A lot of drug companies are getting increasingly nervous about the ability of developing countries to override their patent rights in the interest of public health. In the past year, both Brazil and Thailand issued compulsory licenses for Efavirenz, a drug used to treat people infected with HIV/AIDS. Thailand overrode Merck & Co.'s patent on Efavirenz in December 2006. Brazil overrode it in May 2007.
The countries acted under Article 31 of the WTO's IP treaty, the Agreement on Trade-Related Aspects of Intellectual Property Rights (TRIPs).
The drug companies are one reason why so few countries have ratified Article 31bis. "They are lobbying a lot," says Elizabeth Haanes, an international drug patent attorney at Sterne, Kessler, Goldstein & Fox in Washington, D.C.

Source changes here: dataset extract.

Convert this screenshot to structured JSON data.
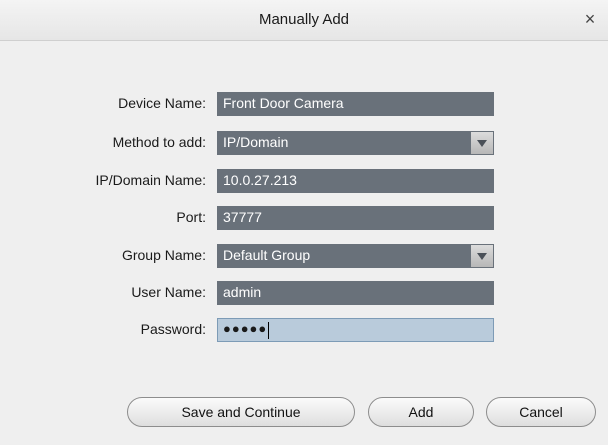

The companies are worried that the countries will divert drugs from the poor people who need them and resell them in more developed countries, thus harming patentees' full-price sales in those markets. Companies are also concerned that if drug prices are slashed in foreign countries this will generate political pressure in the U.S. to cut prices here, too.